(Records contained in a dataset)

-- Opening Marker --

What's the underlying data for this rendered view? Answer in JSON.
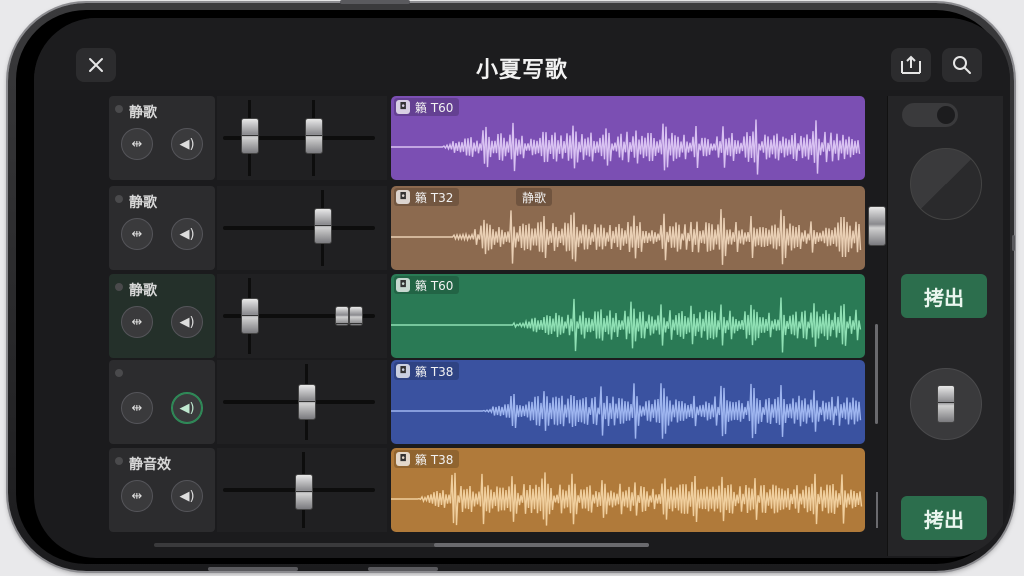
{
  "app": {
    "title": "小夏写歌"
  },
  "header": {
    "close_icon": "close-icon",
    "share_icon": "share-icon",
    "search_icon": "search-icon"
  },
  "tracks": [
    {
      "name": "静歌",
      "region_label": "籟 T60",
      "region_extra": "",
      "color": "#7b4fb3",
      "wave_color": "#d9c2f2",
      "fader1_level": 0.15,
      "fader2_level": 0.55,
      "speaker_active": false
    },
    {
      "name": "静歌",
      "region_label": "籟 T32",
      "region_extra": "静歌",
      "color": "#8c6a4f",
      "wave_color": "#e9cfb4",
      "fader1_level": null,
      "fader2_level": 0.62,
      "speaker_active": false
    },
    {
      "name": "静歌",
      "region_label": "籟 T60",
      "region_extra": "",
      "color": "#2a7a55",
      "wave_color": "#8fe0b4",
      "fader1_level": 0.15,
      "fader2_level": 0.75,
      "speaker_active": false
    },
    {
      "name": "",
      "region_label": "籟 T38",
      "region_extra": "",
      "color": "#3a52a0",
      "wave_color": "#9fb6f0",
      "fader1_level": null,
      "fader2_level": 0.55,
      "speaker_active": true
    },
    {
      "name": "静音效",
      "region_label": "籟 T38",
      "region_extra": "",
      "color": "#b07a3a",
      "wave_color": "#f0cf9e",
      "fader1_level": null,
      "fader2_level": 0.55,
      "speaker_active": false
    }
  ],
  "right_panel": {
    "button1_label": "拷出",
    "button2_label": "拷出"
  }
}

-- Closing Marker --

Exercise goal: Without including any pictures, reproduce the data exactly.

Solution below:
What's the underlying data for this rendered view? Answer in JSON.
{
  "app": {
    "title": "小夏写歌"
  },
  "header": {
    "close_icon": "close-icon",
    "share_icon": "share-icon",
    "search_icon": "search-icon"
  },
  "tracks": [
    {
      "name": "静歌",
      "region_label": "籟 T60",
      "region_extra": "",
      "color": "#7b4fb3",
      "wave_color": "#d9c2f2",
      "fader1_level": 0.15,
      "fader2_level": 0.55,
      "speaker_active": false
    },
    {
      "name": "静歌",
      "region_label": "籟 T32",
      "region_extra": "静歌",
      "color": "#8c6a4f",
      "wave_color": "#e9cfb4",
      "fader1_level": null,
      "fader2_level": 0.62,
      "speaker_active": false
    },
    {
      "name": "静歌",
      "region_label": "籟 T60",
      "region_extra": "",
      "color": "#2a7a55",
      "wave_color": "#8fe0b4",
      "fader1_level": 0.15,
      "fader2_level": 0.75,
      "speaker_active": false
    },
    {
      "name": "",
      "region_label": "籟 T38",
      "region_extra": "",
      "color": "#3a52a0",
      "wave_color": "#9fb6f0",
      "fader1_level": null,
      "fader2_level": 0.55,
      "speaker_active": true
    },
    {
      "name": "静音效",
      "region_label": "籟 T38",
      "region_extra": "",
      "color": "#b07a3a",
      "wave_color": "#f0cf9e",
      "fader1_level": null,
      "fader2_level": 0.55,
      "speaker_active": false
    }
  ],
  "right_panel": {
    "button1_label": "拷出",
    "button2_label": "拷出"
  }
}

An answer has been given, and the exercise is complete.